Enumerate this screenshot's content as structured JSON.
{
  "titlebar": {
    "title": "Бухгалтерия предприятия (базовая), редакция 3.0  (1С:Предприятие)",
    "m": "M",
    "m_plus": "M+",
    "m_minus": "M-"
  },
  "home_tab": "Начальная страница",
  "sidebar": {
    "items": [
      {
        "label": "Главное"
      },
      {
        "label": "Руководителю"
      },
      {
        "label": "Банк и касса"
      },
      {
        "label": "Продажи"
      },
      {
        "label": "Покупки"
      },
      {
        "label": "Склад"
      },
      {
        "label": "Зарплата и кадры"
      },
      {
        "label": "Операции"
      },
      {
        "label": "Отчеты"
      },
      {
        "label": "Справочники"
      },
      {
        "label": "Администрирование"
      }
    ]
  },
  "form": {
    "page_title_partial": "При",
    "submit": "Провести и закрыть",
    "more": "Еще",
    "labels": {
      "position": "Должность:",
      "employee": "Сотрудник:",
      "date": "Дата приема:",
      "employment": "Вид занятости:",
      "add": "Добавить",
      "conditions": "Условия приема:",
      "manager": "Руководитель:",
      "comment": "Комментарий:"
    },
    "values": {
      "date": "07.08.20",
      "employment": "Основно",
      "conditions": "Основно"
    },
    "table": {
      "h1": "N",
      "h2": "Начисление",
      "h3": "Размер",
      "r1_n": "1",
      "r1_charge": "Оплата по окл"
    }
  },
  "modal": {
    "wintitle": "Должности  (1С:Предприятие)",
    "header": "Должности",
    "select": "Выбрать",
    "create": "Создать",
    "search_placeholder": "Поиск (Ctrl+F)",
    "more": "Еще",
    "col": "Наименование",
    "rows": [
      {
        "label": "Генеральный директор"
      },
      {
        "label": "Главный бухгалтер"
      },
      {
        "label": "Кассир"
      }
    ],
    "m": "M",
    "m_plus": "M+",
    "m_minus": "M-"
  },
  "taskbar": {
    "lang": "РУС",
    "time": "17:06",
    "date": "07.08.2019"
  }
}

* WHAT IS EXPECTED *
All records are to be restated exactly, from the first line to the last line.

* ANSWER TO THIS EXERCISE *
Enumerate this screenshot's content as structured JSON.
{
  "titlebar": {
    "title": "Бухгалтерия предприятия (базовая), редакция 3.0  (1С:Предприятие)",
    "m": "M",
    "m_plus": "M+",
    "m_minus": "M-"
  },
  "home_tab": "Начальная страница",
  "sidebar": {
    "items": [
      {
        "label": "Главное"
      },
      {
        "label": "Руководителю"
      },
      {
        "label": "Банк и касса"
      },
      {
        "label": "Продажи"
      },
      {
        "label": "Покупки"
      },
      {
        "label": "Склад"
      },
      {
        "label": "Зарплата и кадры"
      },
      {
        "label": "Операции"
      },
      {
        "label": "Отчеты"
      },
      {
        "label": "Справочники"
      },
      {
        "label": "Администрирование"
      }
    ]
  },
  "form": {
    "page_title_partial": "При",
    "submit": "Провести и закрыть",
    "more": "Еще",
    "labels": {
      "position": "Должность:",
      "employee": "Сотрудник:",
      "date": "Дата приема:",
      "employment": "Вид занятости:",
      "add": "Добавить",
      "conditions": "Условия приема:",
      "manager": "Руководитель:",
      "comment": "Комментарий:"
    },
    "values": {
      "date": "07.08.20",
      "employment": "Основно",
      "conditions": "Основно"
    },
    "table": {
      "h1": "N",
      "h2": "Начисление",
      "h3": "Размер",
      "r1_n": "1",
      "r1_charge": "Оплата по окл"
    }
  },
  "modal": {
    "wintitle": "Должности  (1С:Предприятие)",
    "header": "Должности",
    "select": "Выбрать",
    "create": "Создать",
    "search_placeholder": "Поиск (Ctrl+F)",
    "more": "Еще",
    "col": "Наименование",
    "rows": [
      {
        "label": "Генеральный директор"
      },
      {
        "label": "Главный бухгалтер"
      },
      {
        "label": "Кассир"
      }
    ],
    "m": "M",
    "m_plus": "M+",
    "m_minus": "M-"
  },
  "taskbar": {
    "lang": "РУС",
    "time": "17:06",
    "date": "07.08.2019"
  }
}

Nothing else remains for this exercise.